*What you have to do:* Please report the number of lines in the entries below that contain "this", with nothing added.

*Records provided:*
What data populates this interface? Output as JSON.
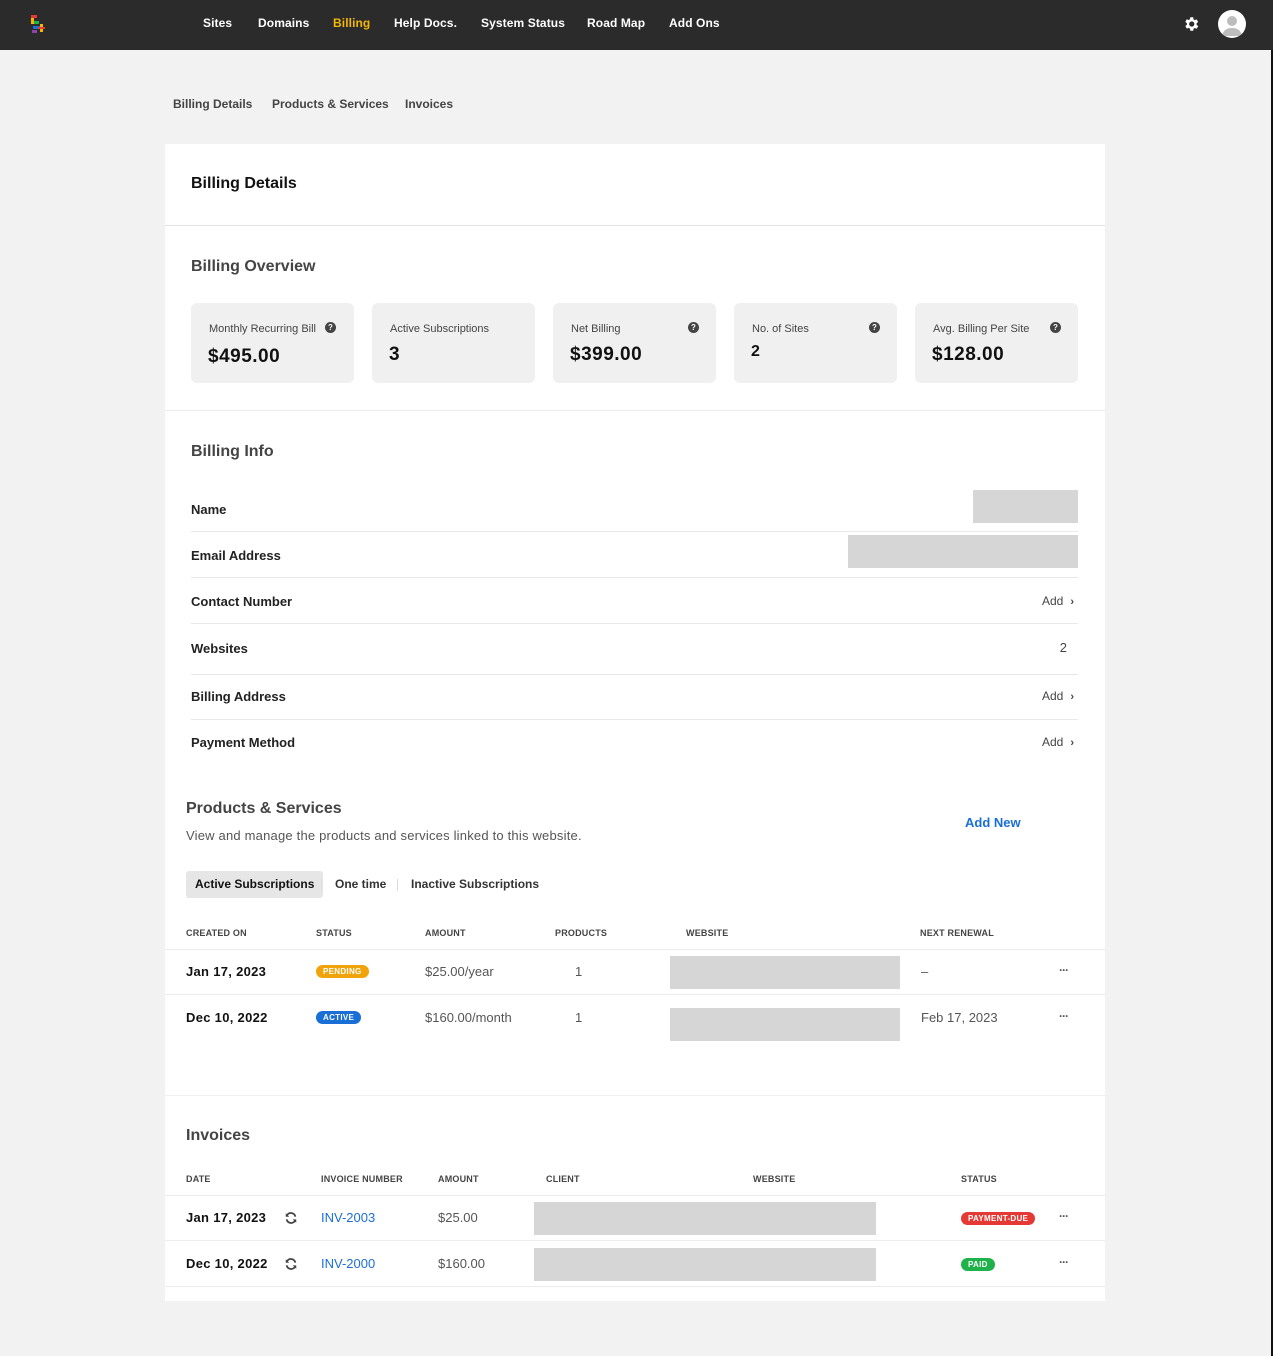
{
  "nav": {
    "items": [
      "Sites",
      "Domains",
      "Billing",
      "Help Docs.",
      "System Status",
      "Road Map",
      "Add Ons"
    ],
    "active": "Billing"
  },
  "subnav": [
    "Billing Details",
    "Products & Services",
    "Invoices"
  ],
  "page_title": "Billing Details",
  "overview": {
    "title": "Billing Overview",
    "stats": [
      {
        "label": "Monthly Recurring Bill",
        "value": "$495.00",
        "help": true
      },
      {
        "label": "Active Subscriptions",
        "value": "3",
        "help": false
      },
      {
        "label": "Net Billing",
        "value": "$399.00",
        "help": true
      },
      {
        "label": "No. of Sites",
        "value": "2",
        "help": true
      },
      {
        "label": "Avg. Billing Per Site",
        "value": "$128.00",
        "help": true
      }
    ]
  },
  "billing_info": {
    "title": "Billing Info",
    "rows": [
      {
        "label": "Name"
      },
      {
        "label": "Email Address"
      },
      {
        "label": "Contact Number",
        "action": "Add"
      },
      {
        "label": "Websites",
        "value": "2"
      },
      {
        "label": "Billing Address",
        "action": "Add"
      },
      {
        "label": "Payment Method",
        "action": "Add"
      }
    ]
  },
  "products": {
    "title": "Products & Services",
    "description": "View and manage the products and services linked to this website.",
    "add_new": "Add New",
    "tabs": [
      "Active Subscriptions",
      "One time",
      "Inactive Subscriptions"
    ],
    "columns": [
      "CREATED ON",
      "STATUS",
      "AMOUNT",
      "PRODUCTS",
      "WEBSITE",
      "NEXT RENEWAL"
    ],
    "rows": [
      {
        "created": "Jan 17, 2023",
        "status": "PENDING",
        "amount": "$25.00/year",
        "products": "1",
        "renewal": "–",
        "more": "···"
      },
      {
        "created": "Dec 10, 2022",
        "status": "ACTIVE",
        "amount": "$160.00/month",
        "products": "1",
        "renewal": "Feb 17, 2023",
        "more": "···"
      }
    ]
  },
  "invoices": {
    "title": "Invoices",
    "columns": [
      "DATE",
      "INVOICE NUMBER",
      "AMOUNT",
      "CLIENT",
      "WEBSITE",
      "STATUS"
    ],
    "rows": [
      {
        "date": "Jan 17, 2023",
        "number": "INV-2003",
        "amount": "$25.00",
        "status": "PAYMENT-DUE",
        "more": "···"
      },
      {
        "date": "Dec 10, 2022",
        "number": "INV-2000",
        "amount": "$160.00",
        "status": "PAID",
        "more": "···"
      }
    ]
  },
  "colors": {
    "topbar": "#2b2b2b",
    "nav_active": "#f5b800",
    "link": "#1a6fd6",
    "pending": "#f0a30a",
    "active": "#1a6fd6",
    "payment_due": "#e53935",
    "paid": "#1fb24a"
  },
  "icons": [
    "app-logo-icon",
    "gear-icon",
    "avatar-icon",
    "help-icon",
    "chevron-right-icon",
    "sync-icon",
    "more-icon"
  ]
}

*Your solution:* 2